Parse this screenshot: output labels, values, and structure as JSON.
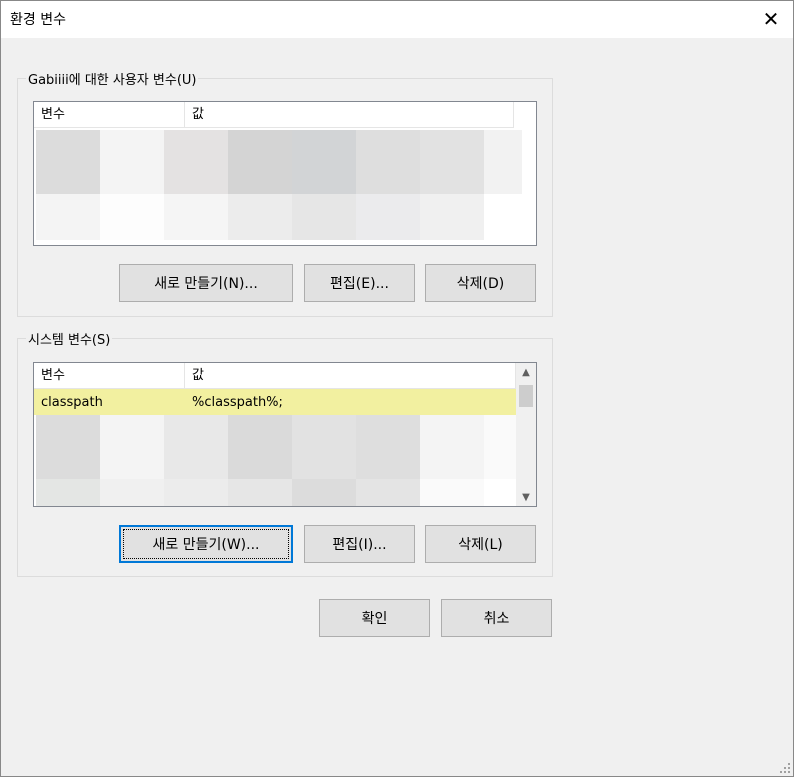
{
  "window": {
    "title": "환경 변수",
    "close_glyph": "✕"
  },
  "user_vars": {
    "group_label": "Gabiiii에 대한 사용자 변수(U)",
    "columns": [
      "변수",
      "값"
    ],
    "buttons": {
      "new": "새로 만들기(N)...",
      "edit": "편집(E)...",
      "delete": "삭제(D)"
    }
  },
  "system_vars": {
    "group_label": "시스템 변수(S)",
    "columns": [
      "변수",
      "값"
    ],
    "rows": [
      {
        "name": "classpath",
        "value": "%classpath%;"
      }
    ],
    "buttons": {
      "new": "새로 만들기(W)...",
      "edit": "편집(I)...",
      "delete": "삭제(L)"
    }
  },
  "footer": {
    "ok": "확인",
    "cancel": "취소"
  },
  "colors": {
    "selected_row": "#f2f0a0",
    "focus_border": "#0078d7",
    "button_face": "#e1e1e1"
  }
}
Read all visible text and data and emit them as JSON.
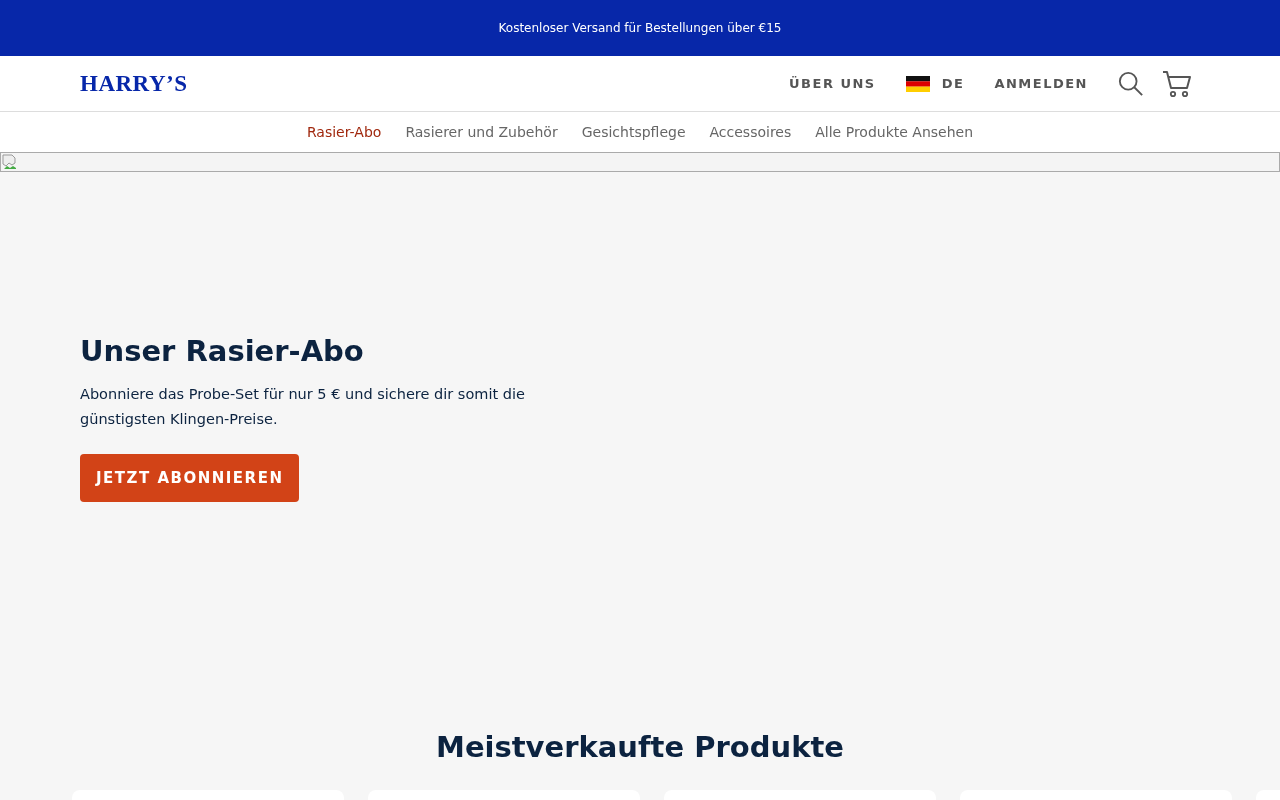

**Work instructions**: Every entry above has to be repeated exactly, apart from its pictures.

**Solution to this task**:
Parse this screenshot: output labels, values, and structure as JSON.
{
  "window": {
    "title": "환경 변수",
    "close_glyph": "✕"
  },
  "user_vars": {
    "group_label": "Gabiiii에 대한 사용자 변수(U)",
    "columns": [
      "변수",
      "값"
    ],
    "buttons": {
      "new": "새로 만들기(N)...",
      "edit": "편집(E)...",
      "delete": "삭제(D)"
    }
  },
  "system_vars": {
    "group_label": "시스템 변수(S)",
    "columns": [
      "변수",
      "값"
    ],
    "rows": [
      {
        "name": "classpath",
        "value": "%classpath%;"
      }
    ],
    "buttons": {
      "new": "새로 만들기(W)...",
      "edit": "편집(I)...",
      "delete": "삭제(L)"
    }
  },
  "footer": {
    "ok": "확인",
    "cancel": "취소"
  },
  "colors": {
    "selected_row": "#f2f0a0",
    "focus_border": "#0078d7",
    "button_face": "#e1e1e1"
  }
}
Read all visible text and data and emit them as JSON.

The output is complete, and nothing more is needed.